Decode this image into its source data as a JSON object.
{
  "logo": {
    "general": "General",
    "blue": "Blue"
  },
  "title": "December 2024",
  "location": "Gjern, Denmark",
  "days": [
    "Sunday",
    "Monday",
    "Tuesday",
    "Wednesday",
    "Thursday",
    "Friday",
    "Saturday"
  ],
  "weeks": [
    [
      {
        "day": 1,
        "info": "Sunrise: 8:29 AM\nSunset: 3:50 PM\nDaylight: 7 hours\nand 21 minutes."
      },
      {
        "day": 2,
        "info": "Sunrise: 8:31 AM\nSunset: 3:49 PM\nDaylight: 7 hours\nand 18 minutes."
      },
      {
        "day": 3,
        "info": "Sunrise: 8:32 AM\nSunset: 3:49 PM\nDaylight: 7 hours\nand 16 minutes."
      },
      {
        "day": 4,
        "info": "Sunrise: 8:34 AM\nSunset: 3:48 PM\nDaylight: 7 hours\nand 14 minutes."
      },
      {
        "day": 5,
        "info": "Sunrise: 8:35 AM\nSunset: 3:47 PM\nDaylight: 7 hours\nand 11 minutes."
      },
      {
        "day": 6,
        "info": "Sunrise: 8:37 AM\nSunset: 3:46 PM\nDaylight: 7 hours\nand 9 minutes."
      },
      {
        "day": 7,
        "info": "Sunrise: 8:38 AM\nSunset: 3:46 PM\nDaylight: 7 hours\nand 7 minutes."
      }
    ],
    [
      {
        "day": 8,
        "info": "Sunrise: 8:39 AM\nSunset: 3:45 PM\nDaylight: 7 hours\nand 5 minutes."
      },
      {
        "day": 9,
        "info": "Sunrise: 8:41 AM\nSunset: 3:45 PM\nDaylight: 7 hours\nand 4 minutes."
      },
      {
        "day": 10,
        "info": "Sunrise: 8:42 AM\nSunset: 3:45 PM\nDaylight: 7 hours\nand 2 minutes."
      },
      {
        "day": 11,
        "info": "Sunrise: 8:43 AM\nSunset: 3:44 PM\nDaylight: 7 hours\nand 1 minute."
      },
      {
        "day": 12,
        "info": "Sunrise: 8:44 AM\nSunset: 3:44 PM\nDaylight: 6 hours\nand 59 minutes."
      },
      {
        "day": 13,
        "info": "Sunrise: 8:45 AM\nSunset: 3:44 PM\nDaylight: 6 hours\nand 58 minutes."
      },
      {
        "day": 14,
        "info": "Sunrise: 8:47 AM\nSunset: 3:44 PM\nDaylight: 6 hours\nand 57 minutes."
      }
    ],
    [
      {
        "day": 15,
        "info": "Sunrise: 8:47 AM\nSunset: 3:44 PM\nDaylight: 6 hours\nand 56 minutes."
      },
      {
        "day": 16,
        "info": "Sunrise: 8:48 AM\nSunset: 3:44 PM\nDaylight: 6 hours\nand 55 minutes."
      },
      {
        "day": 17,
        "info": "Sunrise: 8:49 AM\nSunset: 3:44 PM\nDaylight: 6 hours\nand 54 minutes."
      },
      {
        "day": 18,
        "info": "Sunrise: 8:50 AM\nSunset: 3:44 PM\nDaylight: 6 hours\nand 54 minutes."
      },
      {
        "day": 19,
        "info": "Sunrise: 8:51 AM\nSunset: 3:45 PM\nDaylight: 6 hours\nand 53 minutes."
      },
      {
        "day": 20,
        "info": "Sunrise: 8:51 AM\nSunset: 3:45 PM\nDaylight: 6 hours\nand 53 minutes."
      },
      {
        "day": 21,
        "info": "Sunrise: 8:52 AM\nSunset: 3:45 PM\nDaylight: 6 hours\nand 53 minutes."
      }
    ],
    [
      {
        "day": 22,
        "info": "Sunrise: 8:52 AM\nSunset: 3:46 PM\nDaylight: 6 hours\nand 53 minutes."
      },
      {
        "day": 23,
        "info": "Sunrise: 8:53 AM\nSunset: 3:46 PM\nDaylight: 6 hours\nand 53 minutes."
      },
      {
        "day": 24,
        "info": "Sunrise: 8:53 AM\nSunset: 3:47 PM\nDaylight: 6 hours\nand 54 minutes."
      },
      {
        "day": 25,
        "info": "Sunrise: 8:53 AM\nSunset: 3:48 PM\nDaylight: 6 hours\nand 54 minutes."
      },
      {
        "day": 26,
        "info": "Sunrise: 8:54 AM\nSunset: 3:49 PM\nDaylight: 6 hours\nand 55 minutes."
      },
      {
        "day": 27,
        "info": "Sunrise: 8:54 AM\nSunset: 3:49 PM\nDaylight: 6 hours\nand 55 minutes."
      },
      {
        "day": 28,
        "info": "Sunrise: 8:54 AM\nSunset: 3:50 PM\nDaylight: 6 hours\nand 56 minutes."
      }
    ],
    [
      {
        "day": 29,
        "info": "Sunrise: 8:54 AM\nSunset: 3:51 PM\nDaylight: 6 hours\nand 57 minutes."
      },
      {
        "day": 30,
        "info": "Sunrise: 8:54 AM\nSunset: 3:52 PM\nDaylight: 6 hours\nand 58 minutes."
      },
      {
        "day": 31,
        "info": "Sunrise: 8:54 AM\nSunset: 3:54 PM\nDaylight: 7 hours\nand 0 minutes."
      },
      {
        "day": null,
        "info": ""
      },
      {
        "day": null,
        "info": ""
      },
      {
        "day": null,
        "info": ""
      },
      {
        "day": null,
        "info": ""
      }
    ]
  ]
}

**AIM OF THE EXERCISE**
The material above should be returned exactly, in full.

**THE COMPLETED TASK**
Decode this image into its source data as a JSON object.
{
  "logo": {
    "general": "General",
    "blue": "Blue"
  },
  "title": "December 2024",
  "location": "Gjern, Denmark",
  "days": [
    "Sunday",
    "Monday",
    "Tuesday",
    "Wednesday",
    "Thursday",
    "Friday",
    "Saturday"
  ],
  "weeks": [
    [
      {
        "day": 1,
        "info": "Sunrise: 8:29 AM\nSunset: 3:50 PM\nDaylight: 7 hours\nand 21 minutes."
      },
      {
        "day": 2,
        "info": "Sunrise: 8:31 AM\nSunset: 3:49 PM\nDaylight: 7 hours\nand 18 minutes."
      },
      {
        "day": 3,
        "info": "Sunrise: 8:32 AM\nSunset: 3:49 PM\nDaylight: 7 hours\nand 16 minutes."
      },
      {
        "day": 4,
        "info": "Sunrise: 8:34 AM\nSunset: 3:48 PM\nDaylight: 7 hours\nand 14 minutes."
      },
      {
        "day": 5,
        "info": "Sunrise: 8:35 AM\nSunset: 3:47 PM\nDaylight: 7 hours\nand 11 minutes."
      },
      {
        "day": 6,
        "info": "Sunrise: 8:37 AM\nSunset: 3:46 PM\nDaylight: 7 hours\nand 9 minutes."
      },
      {
        "day": 7,
        "info": "Sunrise: 8:38 AM\nSunset: 3:46 PM\nDaylight: 7 hours\nand 7 minutes."
      }
    ],
    [
      {
        "day": 8,
        "info": "Sunrise: 8:39 AM\nSunset: 3:45 PM\nDaylight: 7 hours\nand 5 minutes."
      },
      {
        "day": 9,
        "info": "Sunrise: 8:41 AM\nSunset: 3:45 PM\nDaylight: 7 hours\nand 4 minutes."
      },
      {
        "day": 10,
        "info": "Sunrise: 8:42 AM\nSunset: 3:45 PM\nDaylight: 7 hours\nand 2 minutes."
      },
      {
        "day": 11,
        "info": "Sunrise: 8:43 AM\nSunset: 3:44 PM\nDaylight: 7 hours\nand 1 minute."
      },
      {
        "day": 12,
        "info": "Sunrise: 8:44 AM\nSunset: 3:44 PM\nDaylight: 6 hours\nand 59 minutes."
      },
      {
        "day": 13,
        "info": "Sunrise: 8:45 AM\nSunset: 3:44 PM\nDaylight: 6 hours\nand 58 minutes."
      },
      {
        "day": 14,
        "info": "Sunrise: 8:47 AM\nSunset: 3:44 PM\nDaylight: 6 hours\nand 57 minutes."
      }
    ],
    [
      {
        "day": 15,
        "info": "Sunrise: 8:47 AM\nSunset: 3:44 PM\nDaylight: 6 hours\nand 56 minutes."
      },
      {
        "day": 16,
        "info": "Sunrise: 8:48 AM\nSunset: 3:44 PM\nDaylight: 6 hours\nand 55 minutes."
      },
      {
        "day": 17,
        "info": "Sunrise: 8:49 AM\nSunset: 3:44 PM\nDaylight: 6 hours\nand 54 minutes."
      },
      {
        "day": 18,
        "info": "Sunrise: 8:50 AM\nSunset: 3:44 PM\nDaylight: 6 hours\nand 54 minutes."
      },
      {
        "day": 19,
        "info": "Sunrise: 8:51 AM\nSunset: 3:45 PM\nDaylight: 6 hours\nand 53 minutes."
      },
      {
        "day": 20,
        "info": "Sunrise: 8:51 AM\nSunset: 3:45 PM\nDaylight: 6 hours\nand 53 minutes."
      },
      {
        "day": 21,
        "info": "Sunrise: 8:52 AM\nSunset: 3:45 PM\nDaylight: 6 hours\nand 53 minutes."
      }
    ],
    [
      {
        "day": 22,
        "info": "Sunrise: 8:52 AM\nSunset: 3:46 PM\nDaylight: 6 hours\nand 53 minutes."
      },
      {
        "day": 23,
        "info": "Sunrise: 8:53 AM\nSunset: 3:46 PM\nDaylight: 6 hours\nand 53 minutes."
      },
      {
        "day": 24,
        "info": "Sunrise: 8:53 AM\nSunset: 3:47 PM\nDaylight: 6 hours\nand 54 minutes."
      },
      {
        "day": 25,
        "info": "Sunrise: 8:53 AM\nSunset: 3:48 PM\nDaylight: 6 hours\nand 54 minutes."
      },
      {
        "day": 26,
        "info": "Sunrise: 8:54 AM\nSunset: 3:49 PM\nDaylight: 6 hours\nand 55 minutes."
      },
      {
        "day": 27,
        "info": "Sunrise: 8:54 AM\nSunset: 3:49 PM\nDaylight: 6 hours\nand 55 minutes."
      },
      {
        "day": 28,
        "info": "Sunrise: 8:54 AM\nSunset: 3:50 PM\nDaylight: 6 hours\nand 56 minutes."
      }
    ],
    [
      {
        "day": 29,
        "info": "Sunrise: 8:54 AM\nSunset: 3:51 PM\nDaylight: 6 hours\nand 57 minutes."
      },
      {
        "day": 30,
        "info": "Sunrise: 8:54 AM\nSunset: 3:52 PM\nDaylight: 6 hours\nand 58 minutes."
      },
      {
        "day": 31,
        "info": "Sunrise: 8:54 AM\nSunset: 3:54 PM\nDaylight: 7 hours\nand 0 minutes."
      },
      {
        "day": null,
        "info": ""
      },
      {
        "day": null,
        "info": ""
      },
      {
        "day": null,
        "info": ""
      },
      {
        "day": null,
        "info": ""
      }
    ]
  ]
}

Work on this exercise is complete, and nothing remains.